_Task statement_
Below are some records; output all of them exactly as they read.

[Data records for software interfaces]
* * * * *

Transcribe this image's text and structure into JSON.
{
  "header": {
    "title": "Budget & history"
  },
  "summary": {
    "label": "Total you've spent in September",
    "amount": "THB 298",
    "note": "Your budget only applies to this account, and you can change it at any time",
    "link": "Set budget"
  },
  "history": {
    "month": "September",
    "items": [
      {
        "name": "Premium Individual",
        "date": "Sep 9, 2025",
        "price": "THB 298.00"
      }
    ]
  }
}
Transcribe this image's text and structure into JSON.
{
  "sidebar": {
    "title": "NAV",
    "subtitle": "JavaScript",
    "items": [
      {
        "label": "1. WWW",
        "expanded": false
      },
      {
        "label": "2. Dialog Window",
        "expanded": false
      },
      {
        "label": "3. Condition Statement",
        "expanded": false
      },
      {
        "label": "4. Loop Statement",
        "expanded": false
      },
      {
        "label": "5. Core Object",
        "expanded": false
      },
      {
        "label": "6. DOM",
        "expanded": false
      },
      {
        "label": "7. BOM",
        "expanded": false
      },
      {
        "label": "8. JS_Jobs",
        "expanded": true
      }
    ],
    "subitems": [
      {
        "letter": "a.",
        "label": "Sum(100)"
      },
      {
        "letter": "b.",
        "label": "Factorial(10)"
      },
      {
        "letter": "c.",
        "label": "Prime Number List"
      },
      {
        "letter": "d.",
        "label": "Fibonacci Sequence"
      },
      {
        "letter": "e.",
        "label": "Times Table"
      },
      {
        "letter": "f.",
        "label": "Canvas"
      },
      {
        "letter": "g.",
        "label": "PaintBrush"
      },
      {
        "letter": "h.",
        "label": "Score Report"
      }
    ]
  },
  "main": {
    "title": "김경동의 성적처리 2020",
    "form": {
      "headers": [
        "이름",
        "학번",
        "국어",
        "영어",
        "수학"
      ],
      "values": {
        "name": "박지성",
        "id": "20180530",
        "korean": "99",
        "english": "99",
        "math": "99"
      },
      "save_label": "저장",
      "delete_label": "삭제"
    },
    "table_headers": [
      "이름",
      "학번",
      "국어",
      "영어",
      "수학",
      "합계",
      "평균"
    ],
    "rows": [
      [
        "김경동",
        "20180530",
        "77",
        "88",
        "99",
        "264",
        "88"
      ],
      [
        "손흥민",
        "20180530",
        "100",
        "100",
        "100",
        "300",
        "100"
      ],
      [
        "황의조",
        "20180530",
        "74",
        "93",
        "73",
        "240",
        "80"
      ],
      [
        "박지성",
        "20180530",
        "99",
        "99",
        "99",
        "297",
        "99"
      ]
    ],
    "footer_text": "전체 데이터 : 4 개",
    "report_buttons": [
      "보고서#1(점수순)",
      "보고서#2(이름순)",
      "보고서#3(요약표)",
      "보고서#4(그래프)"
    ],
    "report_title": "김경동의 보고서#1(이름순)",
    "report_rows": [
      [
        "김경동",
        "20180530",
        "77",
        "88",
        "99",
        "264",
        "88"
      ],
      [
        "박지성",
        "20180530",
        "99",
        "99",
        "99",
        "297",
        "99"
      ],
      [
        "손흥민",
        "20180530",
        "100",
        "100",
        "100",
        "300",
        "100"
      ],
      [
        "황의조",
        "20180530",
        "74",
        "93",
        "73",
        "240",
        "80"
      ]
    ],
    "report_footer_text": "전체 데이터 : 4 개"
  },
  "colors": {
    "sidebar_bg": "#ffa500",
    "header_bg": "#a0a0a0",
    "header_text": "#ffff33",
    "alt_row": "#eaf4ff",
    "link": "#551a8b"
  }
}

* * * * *

_Result for this task_
Transcribe this image's text and structure into JSON.
{
  "header": {
    "title": "Budget & history"
  },
  "summary": {
    "label": "Total you've spent in September",
    "amount": "THB 298",
    "note": "Your budget only applies to this account, and you can change it at any time",
    "link": "Set budget"
  },
  "history": {
    "month": "September",
    "items": [
      {
        "name": "Premium Individual",
        "date": "Sep 9, 2025",
        "price": "THB 298.00"
      }
    ]
  }
}
Transcribe this image's text and structure into JSON.
{
  "sidebar": {
    "title": "NAV",
    "subtitle": "JavaScript",
    "items": [
      {
        "label": "1. WWW",
        "expanded": false
      },
      {
        "label": "2. Dialog Window",
        "expanded": false
      },
      {
        "label": "3. Condition Statement",
        "expanded": false
      },
      {
        "label": "4. Loop Statement",
        "expanded": false
      },
      {
        "label": "5. Core Object",
        "expanded": false
      },
      {
        "label": "6. DOM",
        "expanded": false
      },
      {
        "label": "7. BOM",
        "expanded": false
      },
      {
        "label": "8. JS_Jobs",
        "expanded": true
      }
    ],
    "subitems": [
      {
        "letter": "a.",
        "label": "Sum(100)"
      },
      {
        "letter": "b.",
        "label": "Factorial(10)"
      },
      {
        "letter": "c.",
        "label": "Prime Number List"
      },
      {
        "letter": "d.",
        "label": "Fibonacci Sequence"
      },
      {
        "letter": "e.",
        "label": "Times Table"
      },
      {
        "letter": "f.",
        "label": "Canvas"
      },
      {
        "letter": "g.",
        "label": "PaintBrush"
      },
      {
        "letter": "h.",
        "label": "Score Report"
      }
    ]
  },
  "main": {
    "title": "김경동의 성적처리 2020",
    "form": {
      "headers": [
        "이름",
        "학번",
        "국어",
        "영어",
        "수학"
      ],
      "values": {
        "name": "박지성",
        "id": "20180530",
        "korean": "99",
        "english": "99",
        "math": "99"
      },
      "save_label": "저장",
      "delete_label": "삭제"
    },
    "table_headers": [
      "이름",
      "학번",
      "국어",
      "영어",
      "수학",
      "합계",
      "평균"
    ],
    "rows": [
      [
        "김경동",
        "20180530",
        "77",
        "88",
        "99",
        "264",
        "88"
      ],
      [
        "손흥민",
        "20180530",
        "100",
        "100",
        "100",
        "300",
        "100"
      ],
      [
        "황의조",
        "20180530",
        "74",
        "93",
        "73",
        "240",
        "80"
      ],
      [
        "박지성",
        "20180530",
        "99",
        "99",
        "99",
        "297",
        "99"
      ]
    ],
    "footer_text": "전체 데이터 : 4 개",
    "report_buttons": [
      "보고서#1(점수순)",
      "보고서#2(이름순)",
      "보고서#3(요약표)",
      "보고서#4(그래프)"
    ],
    "report_title": "김경동의 보고서#1(이름순)",
    "report_rows": [
      [
        "김경동",
        "20180530",
        "77",
        "88",
        "99",
        "264",
        "88"
      ],
      [
        "박지성",
        "20180530",
        "99",
        "99",
        "99",
        "297",
        "99"
      ],
      [
        "손흥민",
        "20180530",
        "100",
        "100",
        "100",
        "300",
        "100"
      ],
      [
        "황의조",
        "20180530",
        "74",
        "93",
        "73",
        "240",
        "80"
      ]
    ],
    "report_footer_text": "전체 데이터 : 4 개"
  },
  "colors": {
    "sidebar_bg": "#ffa500",
    "header_bg": "#a0a0a0",
    "header_text": "#ffff33",
    "alt_row": "#eaf4ff",
    "link": "#551a8b"
  }
}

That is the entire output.